RV circus is right, I think. Backing won't be any easier than going in frontwards, but coming out frontwards is definitely preferable to backing out - especially with others living on your street. Our last house had a narrow driveway, basically 9-10' wide, at a 90-degree angle from our small street; the street had deep ditches on both sides of it too, making things a little more complicated. Our TT at the time was 34' long. I have a good "backing coach" (DH) and, not worrying too much about a few ruts, as long as we missed the ditches, we were able to get the trailer in. We'd block the street off for a while until the job was accomplished, but so be it. Neighbors were mostly understanding. :) I'm sure your long-bed truck doesn't help matters. I think I'd opt for the pavers, or even getting the end of the driveway paved a bit wider. Good luck!
Long days no matter what; if you want to take US 212 you could also camp at/near Hardin MT in place of Buffalo WY. A bit longer drive from Mitchell, but will make the drive into/through Yellowstone the next day a bit less long than it would be from Buffalo.
If you do decide to stay on 90 and stay in Buffalo, when you head out the next day avoid US14 and 14A, and be aware that US16 will also be lots of climbing, winding roads, descending, etc. over the Bighorn range - much slower going than the interstate. It may be shorter but probably won't save you any time.
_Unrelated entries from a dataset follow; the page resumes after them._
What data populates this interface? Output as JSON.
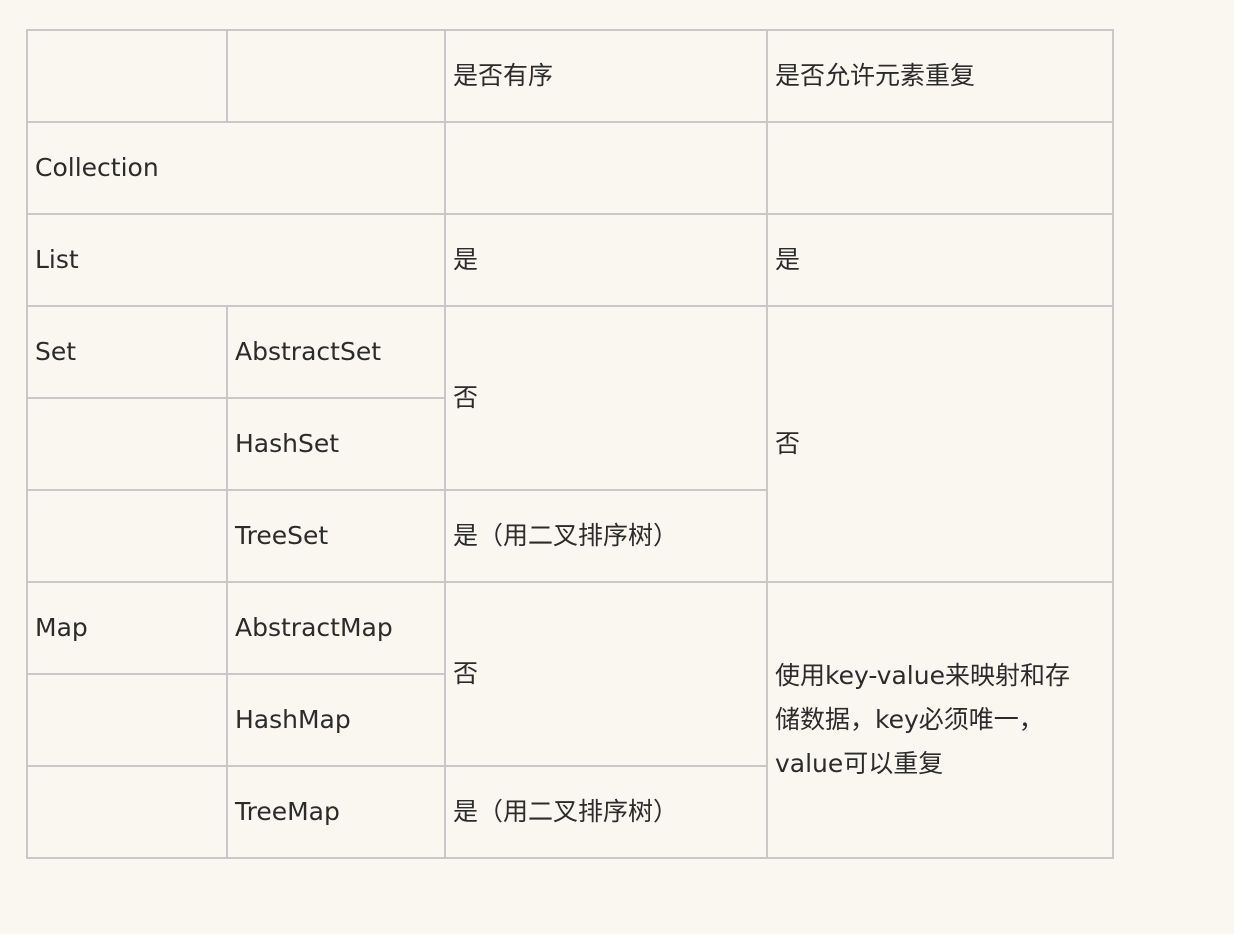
{
  "table": {
    "header": {
      "col3": "是否有序",
      "col4": "是否允许元素重复"
    },
    "collection": {
      "label": "Collection"
    },
    "list": {
      "label": "List",
      "ordered": "是",
      "duplicates": "是"
    },
    "set": {
      "label": "Set",
      "abstract": "AbstractSet",
      "hash": "HashSet",
      "tree": "TreeSet",
      "ordered_abstract_hash": "否",
      "ordered_tree": "是（用二叉排序树）",
      "duplicates": "否"
    },
    "map": {
      "label": "Map",
      "abstract": "AbstractMap",
      "hash": "HashMap",
      "tree": "TreeMap",
      "ordered_abstract_hash": "否",
      "ordered_tree": "是（用二叉排序树）",
      "duplicates": "使用key-value来映射和存储数据，key必须唯一，value可以重复"
    }
  }
}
From 90 near Laurel MT you can take US 212 and then US 310 to SR 72 (which turns into SR 120 in Wyoming) to drop down to Cody - not too hilly, still plenty scenic, and it may save you a bit of time over towing through the park from the north entrance. From Cody head west into Yellowstone, go in the east entrance and out the west. Towing through the park is slow, as is all driving in the park - traffic, animals, animal jams, and the 45 mph speed limit all make it at least a 2-hour drive from east to west across the park. From the north entrance, you'll encounter MAJOR road construction from Mammoth to Norris, which will slow you down even further, hence my recommendation to go in from Cody.
I'm used to them too - they've been doing Idaho SPs for some years and WI SPs (our former camping haunts) for many years. I will say they have not (so far) messed us up with mixing up reservation dates, etc. BTW, they still post campsite pictures for Idaho, Oregon, Utah and some other states. Perhaps PA is to blame for that feature being lost? RA contracts with each state individually, as far as I know.
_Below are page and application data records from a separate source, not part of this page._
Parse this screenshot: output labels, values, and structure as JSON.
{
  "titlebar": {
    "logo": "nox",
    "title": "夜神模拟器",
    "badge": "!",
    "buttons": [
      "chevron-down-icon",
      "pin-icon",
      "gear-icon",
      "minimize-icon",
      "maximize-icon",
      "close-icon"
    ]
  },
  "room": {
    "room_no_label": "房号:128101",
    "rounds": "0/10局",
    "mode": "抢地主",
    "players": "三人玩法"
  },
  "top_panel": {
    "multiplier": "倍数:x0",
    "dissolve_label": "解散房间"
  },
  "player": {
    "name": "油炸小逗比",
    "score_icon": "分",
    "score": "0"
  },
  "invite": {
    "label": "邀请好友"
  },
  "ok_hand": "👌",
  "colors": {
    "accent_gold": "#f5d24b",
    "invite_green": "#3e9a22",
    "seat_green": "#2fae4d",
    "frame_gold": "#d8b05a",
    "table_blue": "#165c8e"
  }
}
The only hassle we have had with RA, which I now expect so it's not a hassle anymore, is that our password changes if I don't use the site in a few months. And they generate the PW. I now know to save the one they gave me last.